I think she looks great in the BEFORE photos (especially as a woman who’s had kids and is entering her 30’s)…though to be perfectly and utterly honest, what I expect when I open a magazine is something more like the AFTER photos, which (though not reality for all intents and purposes) display a visually appealing perfection, and offer no extraneous flaws that could detract from the brand message. (Except for Ms. Spears and her history, but we’ll leave that for another day.:-)
And on another note, as
the Photoshopping vs. what is real? debate rages on (with Jessica Simpson appearing without makeup on the cover of the latest issue of Marie Claire, for instance)…Health Magazine decided on this for their cover for the April 2010 issue:
Do you know who this is?
I didn’t…I was like, “I think I’ve seen her somewhere before..gosh she kinda looks like…no, wait, this lady looks much older…who is this??”
And I’ve seen two of her movies, too. Does this look like the Zooey Deschanel you know? (You know, the cute one, lately from the covers of Lucky Magazine and those sweet and sort of innocent-looking Cotton ads.)
I think you can tell that they definitely laid off the Photoshopping for this cover…and as a result I couldn’t recognize her.
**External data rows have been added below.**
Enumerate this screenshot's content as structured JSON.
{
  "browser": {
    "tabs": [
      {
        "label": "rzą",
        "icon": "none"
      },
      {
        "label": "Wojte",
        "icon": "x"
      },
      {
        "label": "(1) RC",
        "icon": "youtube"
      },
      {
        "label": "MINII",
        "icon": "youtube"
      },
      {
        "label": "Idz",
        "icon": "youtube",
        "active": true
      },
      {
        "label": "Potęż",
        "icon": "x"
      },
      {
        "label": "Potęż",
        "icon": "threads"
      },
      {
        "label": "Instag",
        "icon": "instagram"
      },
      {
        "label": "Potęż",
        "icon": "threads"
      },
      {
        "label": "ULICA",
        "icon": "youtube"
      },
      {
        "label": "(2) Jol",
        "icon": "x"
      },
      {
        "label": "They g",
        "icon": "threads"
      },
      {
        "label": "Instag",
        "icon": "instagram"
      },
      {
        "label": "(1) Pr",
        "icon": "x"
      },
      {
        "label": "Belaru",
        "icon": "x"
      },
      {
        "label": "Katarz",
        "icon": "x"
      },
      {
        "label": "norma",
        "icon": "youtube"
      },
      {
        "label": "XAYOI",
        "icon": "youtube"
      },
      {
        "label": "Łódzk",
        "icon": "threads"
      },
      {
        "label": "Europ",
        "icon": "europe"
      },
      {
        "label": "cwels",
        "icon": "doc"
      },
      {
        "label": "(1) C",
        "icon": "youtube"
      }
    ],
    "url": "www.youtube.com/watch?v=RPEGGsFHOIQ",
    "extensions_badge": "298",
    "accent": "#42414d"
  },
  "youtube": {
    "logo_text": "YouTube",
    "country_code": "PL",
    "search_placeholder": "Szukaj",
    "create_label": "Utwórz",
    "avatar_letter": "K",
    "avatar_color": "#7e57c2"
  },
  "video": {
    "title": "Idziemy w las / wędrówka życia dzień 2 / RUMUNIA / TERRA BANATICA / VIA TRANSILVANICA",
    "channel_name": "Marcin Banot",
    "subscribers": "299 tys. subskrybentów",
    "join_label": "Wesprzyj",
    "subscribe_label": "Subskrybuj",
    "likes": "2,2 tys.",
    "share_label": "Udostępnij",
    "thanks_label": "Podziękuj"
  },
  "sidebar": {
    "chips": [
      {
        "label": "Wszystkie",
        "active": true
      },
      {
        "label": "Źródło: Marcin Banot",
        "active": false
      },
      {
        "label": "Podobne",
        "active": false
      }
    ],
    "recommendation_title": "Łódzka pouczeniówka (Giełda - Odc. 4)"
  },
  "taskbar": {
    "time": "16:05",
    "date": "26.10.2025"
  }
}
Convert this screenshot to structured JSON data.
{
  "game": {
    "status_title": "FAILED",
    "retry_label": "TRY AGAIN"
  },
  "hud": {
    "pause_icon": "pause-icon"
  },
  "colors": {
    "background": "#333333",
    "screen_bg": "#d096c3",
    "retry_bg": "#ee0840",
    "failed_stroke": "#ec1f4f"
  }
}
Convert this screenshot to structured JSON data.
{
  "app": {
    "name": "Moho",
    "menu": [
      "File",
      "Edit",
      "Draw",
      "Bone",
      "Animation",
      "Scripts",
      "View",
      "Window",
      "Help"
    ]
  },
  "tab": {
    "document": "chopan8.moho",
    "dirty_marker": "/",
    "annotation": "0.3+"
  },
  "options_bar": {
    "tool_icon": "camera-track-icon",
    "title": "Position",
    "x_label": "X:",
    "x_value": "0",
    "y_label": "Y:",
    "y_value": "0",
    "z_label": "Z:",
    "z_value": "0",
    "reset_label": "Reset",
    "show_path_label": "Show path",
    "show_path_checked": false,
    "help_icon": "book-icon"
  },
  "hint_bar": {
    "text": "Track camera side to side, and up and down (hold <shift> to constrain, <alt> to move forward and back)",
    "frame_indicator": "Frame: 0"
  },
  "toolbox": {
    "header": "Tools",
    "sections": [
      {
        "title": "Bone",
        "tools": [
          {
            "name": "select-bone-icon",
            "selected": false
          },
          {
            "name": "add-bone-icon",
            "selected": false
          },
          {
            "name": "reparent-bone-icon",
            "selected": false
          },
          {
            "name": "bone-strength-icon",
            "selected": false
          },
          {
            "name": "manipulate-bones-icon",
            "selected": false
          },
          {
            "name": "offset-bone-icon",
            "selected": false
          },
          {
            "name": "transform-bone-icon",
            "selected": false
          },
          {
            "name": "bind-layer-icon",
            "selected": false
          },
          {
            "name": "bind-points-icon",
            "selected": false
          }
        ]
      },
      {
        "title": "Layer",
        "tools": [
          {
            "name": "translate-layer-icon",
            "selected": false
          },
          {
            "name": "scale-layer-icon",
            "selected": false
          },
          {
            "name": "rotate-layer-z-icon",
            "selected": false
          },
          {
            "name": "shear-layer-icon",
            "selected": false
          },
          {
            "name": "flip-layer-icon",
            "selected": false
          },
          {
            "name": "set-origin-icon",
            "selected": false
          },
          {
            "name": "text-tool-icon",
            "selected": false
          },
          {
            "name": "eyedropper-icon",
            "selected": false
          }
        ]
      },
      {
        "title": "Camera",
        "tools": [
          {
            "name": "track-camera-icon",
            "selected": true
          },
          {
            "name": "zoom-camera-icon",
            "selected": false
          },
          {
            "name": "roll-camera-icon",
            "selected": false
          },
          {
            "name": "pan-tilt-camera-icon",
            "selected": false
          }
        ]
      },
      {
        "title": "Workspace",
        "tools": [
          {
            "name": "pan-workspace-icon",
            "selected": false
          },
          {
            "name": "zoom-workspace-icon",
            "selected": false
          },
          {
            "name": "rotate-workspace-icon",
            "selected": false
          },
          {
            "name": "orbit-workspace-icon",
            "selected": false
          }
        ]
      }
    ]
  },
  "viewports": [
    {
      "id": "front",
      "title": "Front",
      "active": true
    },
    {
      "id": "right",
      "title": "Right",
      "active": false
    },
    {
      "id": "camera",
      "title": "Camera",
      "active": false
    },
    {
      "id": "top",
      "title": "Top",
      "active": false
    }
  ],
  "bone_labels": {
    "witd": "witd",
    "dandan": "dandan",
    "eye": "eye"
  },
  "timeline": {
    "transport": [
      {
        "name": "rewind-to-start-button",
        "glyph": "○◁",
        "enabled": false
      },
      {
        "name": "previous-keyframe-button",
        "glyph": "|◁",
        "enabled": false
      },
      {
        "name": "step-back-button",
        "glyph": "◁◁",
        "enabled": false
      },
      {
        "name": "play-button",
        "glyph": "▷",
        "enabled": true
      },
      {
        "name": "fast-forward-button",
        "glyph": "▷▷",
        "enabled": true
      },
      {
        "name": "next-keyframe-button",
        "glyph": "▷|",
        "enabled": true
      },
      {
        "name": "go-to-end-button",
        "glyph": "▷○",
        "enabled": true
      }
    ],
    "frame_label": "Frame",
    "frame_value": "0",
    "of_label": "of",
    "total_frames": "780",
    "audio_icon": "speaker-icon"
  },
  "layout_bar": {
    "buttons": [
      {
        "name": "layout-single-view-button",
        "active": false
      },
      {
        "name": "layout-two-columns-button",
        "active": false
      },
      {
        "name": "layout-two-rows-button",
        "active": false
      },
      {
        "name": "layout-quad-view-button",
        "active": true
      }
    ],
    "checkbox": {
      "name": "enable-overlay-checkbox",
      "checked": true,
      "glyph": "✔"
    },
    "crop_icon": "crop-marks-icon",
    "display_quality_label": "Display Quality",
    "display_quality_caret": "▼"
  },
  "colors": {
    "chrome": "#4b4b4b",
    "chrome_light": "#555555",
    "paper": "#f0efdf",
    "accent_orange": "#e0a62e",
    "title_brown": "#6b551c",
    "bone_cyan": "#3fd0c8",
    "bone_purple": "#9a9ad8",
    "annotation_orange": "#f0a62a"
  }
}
Or maybe I just haven’t seen her smiling enough. Or maybe her hair/makeup looks very unlike her. Or maybe I’m just an idiot.
Zooey fans, weigh in! Oh, and Britney fans too – and anyone who wants to talk about Photoshopping people for magazine ads/covers…would love to hear your input too!
Thanks for your thought-provoking question!
Misha is a stylist and photographer who I came across quite by accident – I was perusing her fabulous blog VelvetStuddedHearts (chock-full of incredibly-inspiring images, BTW) and found out that her own photography was quite breathtaking.
She has experience working with ASOS, where images she shot are displayed on ASOS.com. She is also available for hire for shoots and/or styling (and provides student rates for NUS holders); drop her a line at firstname.lastname@example.org.
If I were in need of some slick-cool editorial images, she’s the first one I’d call! Keep an eye out for here – this is one star on the rise.